People share over 2 billion photos across Facebook, Instagram, Messenger and WhatsApp every day. Visual content provides a fun and expressive way for people to communicate online; however, consuming and creating it can pose a challenge for people who are blind or visually impaired.
There are more than 39 million people who are blind and over 246 million people who have severe visual impairments. This leaves many people feeling excluded from conversations surrounding photos on Facebook. Facebook is looking to make a change to make their social media site more inclusive which is why they are introducing automatic alternative text.
Automatic alternative text is a new development that generates a description of a photo using advancements in object recognition technology. People using screen readers on IOS devices will hear a list of items the photo may contain as they swipe past images on Facebook. Before automatic alternative text, people using screen readers would only hear the name of the person who shared the photo, followed by the term “photo” when they came upon an image in their News Feed. Now, a richer description of what’s in the photo is offered. For example, someone could now hear, “Image may contain three people, smiling, outdoors.”
Each advancement in object recognition technology allows the Facebook accessibility team to make technology even more accessible for more people.

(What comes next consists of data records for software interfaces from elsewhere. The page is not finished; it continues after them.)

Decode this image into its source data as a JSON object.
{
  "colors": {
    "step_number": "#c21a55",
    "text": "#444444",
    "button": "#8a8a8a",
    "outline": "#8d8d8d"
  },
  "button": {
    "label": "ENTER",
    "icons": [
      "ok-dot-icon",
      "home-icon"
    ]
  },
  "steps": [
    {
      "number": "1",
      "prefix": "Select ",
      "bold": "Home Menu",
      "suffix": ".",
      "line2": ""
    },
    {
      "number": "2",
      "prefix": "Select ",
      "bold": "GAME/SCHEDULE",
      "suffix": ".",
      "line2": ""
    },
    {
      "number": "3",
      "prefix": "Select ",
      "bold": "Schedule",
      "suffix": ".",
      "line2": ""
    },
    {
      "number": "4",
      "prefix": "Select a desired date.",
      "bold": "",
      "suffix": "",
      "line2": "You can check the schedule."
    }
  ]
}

Facebook is launching automatic alternative text first on IOS screen readers set to English, but plans to add this functionality for other languages and platforms soon.